Share this article:
Hospitals have made little progress in decreasing the volume of readmissions of individuals treated for acute and chronic illnesses according to a new report.

The report reflected little improvement in readmission rates between 2004 and 2009; some regions saw an increase in readmissions. According to the report, the Centers for Medicare & Medicaid Services estimates that the cost of avoidable readmissions at more than $17 billion per year.

Under the Affordable Care Act, CMS in October 2012 will start enacting reimbursement cuts to hospitals with high readmission rates. This will be a problem for hospitals that fail to take steps to improve post-acute care and follow-up, according to the report, titled “After Hospitalization: A Dartmouth Atlas Report on Post-Acute Care for Medicare Beneficiaries.”

Additionally, hospitals are looking at a penalty equal to 1% of their total Medicare billing if an excessive number of patients is rehospitalized. The penalty shoots up to 2% in 2014 and 3% in 2015, according to the report. This will only enhance the value of high-quality post-acute providers, such as nursing homes, that take on patients for post-hospital rehabilitation and other long-term treatment, experts point out.

Share this article:

More in News

CMS needs to get nursing home staffing information directly from payroll systems, Congressional leaders say

CMS needs to get nursing home staffing information ...

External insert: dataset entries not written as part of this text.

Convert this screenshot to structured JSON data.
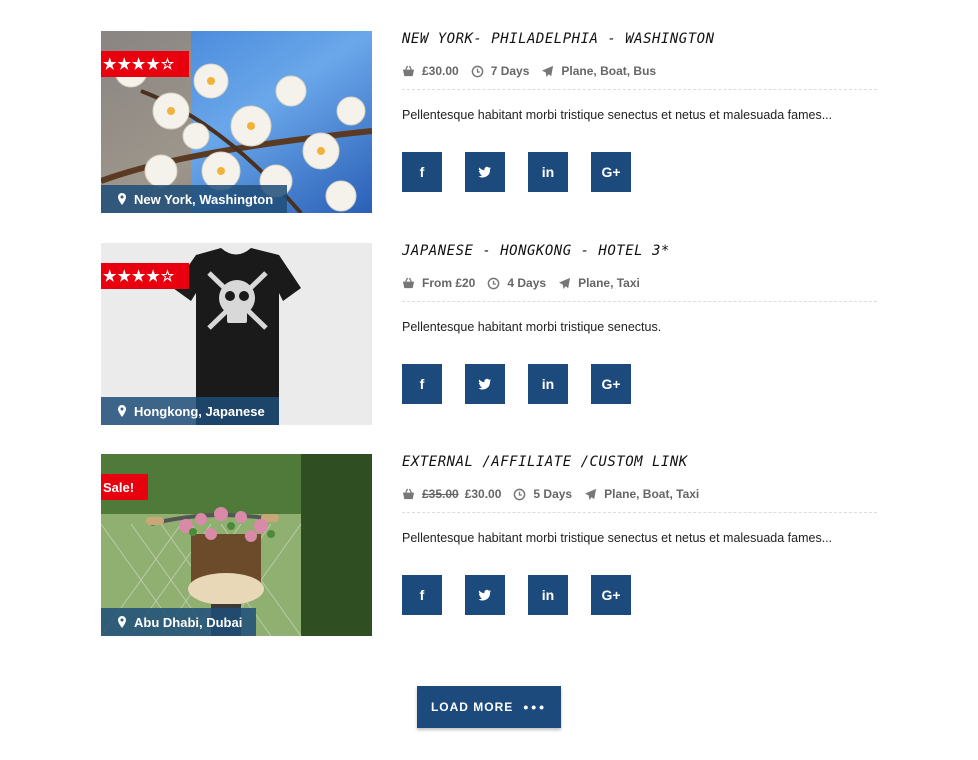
{
  "tours": [
    {
      "title": "NEW YORK- PHILADELPHIA - WASHINGTON",
      "badge_type": "rating",
      "rating": 4,
      "rating_text": "★★★★☆",
      "price_old": "",
      "price": "£30.00",
      "duration": "7 Days",
      "transport": "Plane, Boat, Bus",
      "description": "Pellentesque habitant morbi tristique senectus et netus et malesuada fames...",
      "location": "New York, Washington",
      "image_icon": "cherry-blossom-photo"
    },
    {
      "title": "JAPANESE - HONGKONG - HOTEL 3*",
      "badge_type": "rating",
      "rating": 4.5,
      "rating_text": "★★★★☆",
      "price_old": "",
      "price": "From £20",
      "duration": "4 Days",
      "transport": "Plane, Taxi",
      "description": "Pellentesque habitant morbi tristique senectus.",
      "location": "Hongkong, Japanese",
      "image_icon": "black-tshirt-photo"
    },
    {
      "title": "EXTERNAL /AFFILIATE /CUSTOM LINK",
      "badge_type": "sale",
      "badge_text": "Sale!",
      "price_old": "£35.00",
      "price": "£30.00",
      "duration": "5 Days",
      "transport": "Plane, Boat, Taxi",
      "description": "Pellentesque habitant morbi tristique senectus et netus et malesuada fames...",
      "location": "Abu Dhabi, Dubai",
      "image_icon": "bicycle-flowers-photo"
    }
  ],
  "social": [
    {
      "icon": "facebook-icon",
      "label": "f"
    },
    {
      "icon": "twitter-icon",
      "label": ""
    },
    {
      "icon": "linkedin-icon",
      "label": "in"
    },
    {
      "icon": "google-plus-icon",
      "label": "G+"
    }
  ],
  "load_more": {
    "label": "LOAD MORE",
    "dots": "•••"
  },
  "colors": {
    "accent": "#1c4a7c",
    "ribbon": "#e8000f",
    "location_bg": "#1e4e78"
  }
}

Federal regulators should start collecting nursing home staffing information directly from payroll systems as soon as possible, members of the Congressional Seniors Task Force said in a letter to a ...

Male CNA who wears women's clothing can pursue charges that nursing home ...

A Texas certified nursing assistant can continue to pursue charges that his former nursing home employer has made false, defamatory statements about him in the job referral process, a federal court recently ruled.

High-profile consumer advocacy group sues over broken Medicare appeals process

Long-term care providers have been outspoken in their criticism of the Medicare appeals process, which has all but ground to a halt. Now a class-action lawsuit says Medicare beneficiaries also are being harmed by the excessively long delays.